I WROTE ABOUT 220. WHAT DOES THIS MEAN? WHAT SCORE CAN I GET IF THE ESSAY IS SHORTER (BUT QUITE GOOD ....)?”
On insufficient length: IELTS writing tasks actually receive 3 sub-scores. One of these sub-scores considers if there are enough ideas and supporting material to make your argument.
220 words is quite seriously under length. (A secret is that examiners will tolerate 240 but not 239.) It's very hard for me to guess what the examiner did, but I'll suggest he gave you a 4 on that sub-score because at 4 as I recall there is a task descriptor that describes insufficient support.
Suppose you wrote very well for the rest of the essay. Your English in your message looks nearly perfect.
If he gave you 8 for your other two sub-scores then 4+8+8=20/3=6.66 or Band 7 If he gave you 6 for your other two sub-scores then 4+6+6=16/3=5.33 or Band 5 You should always write Task 2 before Task 1 to be sure you are able to have the time to complete it. Task 2 carries more weight on the test and it is therefore more important that you do it well.

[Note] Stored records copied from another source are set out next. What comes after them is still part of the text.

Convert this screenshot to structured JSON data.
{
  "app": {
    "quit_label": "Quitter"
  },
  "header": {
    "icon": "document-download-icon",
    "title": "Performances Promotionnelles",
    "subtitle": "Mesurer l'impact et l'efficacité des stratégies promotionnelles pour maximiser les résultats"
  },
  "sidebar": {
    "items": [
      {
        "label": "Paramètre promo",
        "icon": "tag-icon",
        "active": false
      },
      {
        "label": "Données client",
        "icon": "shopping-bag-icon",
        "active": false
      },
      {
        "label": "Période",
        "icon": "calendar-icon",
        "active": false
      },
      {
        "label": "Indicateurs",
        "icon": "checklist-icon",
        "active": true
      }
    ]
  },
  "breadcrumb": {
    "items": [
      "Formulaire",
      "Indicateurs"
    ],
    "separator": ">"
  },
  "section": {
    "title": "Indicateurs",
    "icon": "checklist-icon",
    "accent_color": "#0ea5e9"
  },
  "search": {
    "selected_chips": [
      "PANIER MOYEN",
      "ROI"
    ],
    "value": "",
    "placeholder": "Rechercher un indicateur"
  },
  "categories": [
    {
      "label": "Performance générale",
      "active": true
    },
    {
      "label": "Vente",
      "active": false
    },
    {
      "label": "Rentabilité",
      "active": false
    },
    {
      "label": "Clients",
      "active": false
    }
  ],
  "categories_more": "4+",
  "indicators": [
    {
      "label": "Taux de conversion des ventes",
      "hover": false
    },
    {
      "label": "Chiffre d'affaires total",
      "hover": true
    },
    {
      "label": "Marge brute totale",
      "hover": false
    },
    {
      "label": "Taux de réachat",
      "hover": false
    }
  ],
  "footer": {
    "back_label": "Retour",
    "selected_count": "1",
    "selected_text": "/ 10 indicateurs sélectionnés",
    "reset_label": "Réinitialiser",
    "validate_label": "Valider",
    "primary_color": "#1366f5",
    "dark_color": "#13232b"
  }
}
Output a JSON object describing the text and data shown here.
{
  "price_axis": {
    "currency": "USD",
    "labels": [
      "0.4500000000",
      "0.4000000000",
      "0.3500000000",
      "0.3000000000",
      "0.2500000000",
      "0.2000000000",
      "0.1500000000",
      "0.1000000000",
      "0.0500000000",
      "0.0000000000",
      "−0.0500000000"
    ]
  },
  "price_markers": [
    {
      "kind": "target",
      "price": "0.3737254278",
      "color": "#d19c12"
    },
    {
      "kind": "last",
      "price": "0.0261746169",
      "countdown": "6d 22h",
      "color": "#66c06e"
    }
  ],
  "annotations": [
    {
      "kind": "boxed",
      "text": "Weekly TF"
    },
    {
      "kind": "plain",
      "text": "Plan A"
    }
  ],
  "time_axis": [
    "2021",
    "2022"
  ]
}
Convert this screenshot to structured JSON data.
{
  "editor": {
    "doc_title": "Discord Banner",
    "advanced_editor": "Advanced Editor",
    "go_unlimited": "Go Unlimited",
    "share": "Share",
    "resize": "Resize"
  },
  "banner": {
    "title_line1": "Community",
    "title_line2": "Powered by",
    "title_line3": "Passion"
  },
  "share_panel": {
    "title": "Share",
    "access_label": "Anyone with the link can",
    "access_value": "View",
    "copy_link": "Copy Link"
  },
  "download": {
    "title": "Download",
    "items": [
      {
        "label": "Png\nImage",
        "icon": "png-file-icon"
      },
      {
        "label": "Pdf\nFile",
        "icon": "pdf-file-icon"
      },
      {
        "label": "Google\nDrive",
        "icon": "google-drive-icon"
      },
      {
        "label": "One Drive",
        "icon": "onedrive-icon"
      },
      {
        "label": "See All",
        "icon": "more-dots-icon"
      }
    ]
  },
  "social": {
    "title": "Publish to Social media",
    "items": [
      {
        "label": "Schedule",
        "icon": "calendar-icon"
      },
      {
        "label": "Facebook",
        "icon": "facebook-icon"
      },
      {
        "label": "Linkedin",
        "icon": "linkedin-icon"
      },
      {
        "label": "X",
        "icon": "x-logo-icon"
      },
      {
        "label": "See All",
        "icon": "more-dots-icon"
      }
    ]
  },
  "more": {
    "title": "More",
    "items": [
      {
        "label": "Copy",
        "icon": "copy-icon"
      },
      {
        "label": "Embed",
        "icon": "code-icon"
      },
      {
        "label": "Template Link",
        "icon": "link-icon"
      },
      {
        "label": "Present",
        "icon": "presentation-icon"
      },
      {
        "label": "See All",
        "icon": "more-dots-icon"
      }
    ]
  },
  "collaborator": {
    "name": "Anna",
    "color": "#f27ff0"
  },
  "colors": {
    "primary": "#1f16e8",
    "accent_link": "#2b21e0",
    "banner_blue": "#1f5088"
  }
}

On examples: You mentioned you gave no 'examples'. I'm not quite sure what you're referring to. IELTS will not ask you to do something that would require presenting facts to support your argument; i.e.: population of a country, the name of a leader, the date of some event. That is because IELTS is focused on language ability and does not want the candidate to have to present factual knowledge of events. It is not a general knowledge test, it is a language test.
Perhaps what you meant was 'evidence'. The before mentioned sub-score asks if the candidate successfully did the three things below.
ARGUMENT- a clear point of discussion which is the task itself (rephrased) and initiated in the first paragraph. This is the same as what some people call the 'thesis statement'.
IDEAS - usually 3 but sometimes 2 or 4 main supports to the Argument.
These are perhaps best employed as 'topic sentences' at the beginning of the paragraphs.
EVIDENCE - the supports to the Ideas. These are information given in the body of the paragraph. Again, this doesn't have to be facts or details but can simply be reasons to support the Idea.
A high score for Argument-Ideas-Evidence requires 1) enough information, and 2) relevant information. When I was examining and scoring papers sometimes a candidate was writing pretty well and on-topic and then all of a sudden included some off-topic information or a story. Sometimes this information was related but too focused on a small aspect of the argument. For example, in the task you described, if you began to tell a story about how an experience had a life changing effect on you.
The IELTS Task 2 works well with the universal 5-paragraph essay. Here is how it works. Lets say the task is if smoking should be made illegal, yes or no.
The Argument is should smoking be made illegal. This can be written as the introductory paragraph, paragraph 1.
Now we need 3 Ideas which we can generate through some brainstorming.
Here are 3 Ideas: smoking is bad for your personal health; illness from smoking causes a lot of financial loss to individuals, business and even the national economy; but people have a right to do things that do not harm others.
So now we will take one of those Ideas and write a Topic Sentence to start off our paragraph: "Smoking is very bad for people's health.”
That's the first sentence of the paragraph which we will follow with Evidence to make up the rest of the paragraph. "Doctors have proven that smoking can cause cancer. Cancer often .etc. etc.”
Now we have the second paragraph. Repeat this process twice using the Idea to make a Topic Sentence and supporting the Topic Sentence with Evidence to make a paragraph.
Finish it off with a conclusion or summary.
12. "THE STRANGE THING IS MY FIRST EXAM RESULTS WAS BETTER THAN SECOND ALTHOUGH I STUDIED 3 MONTHS FOR THIS EXAM. I WAS INTERMEDIATE LEVEL AT MY ENGLISH COURSE 10 MONTHS AGO FIRST EXAM RESULTS”
The truth is that the IELTS test is not perfect. IELTS examiners can be off by one band. You may have gotten too high of a score the first time. Or perhaps your score was too low the second time. Or perhaps you were more nervous or there was a task that was easier for you to write about.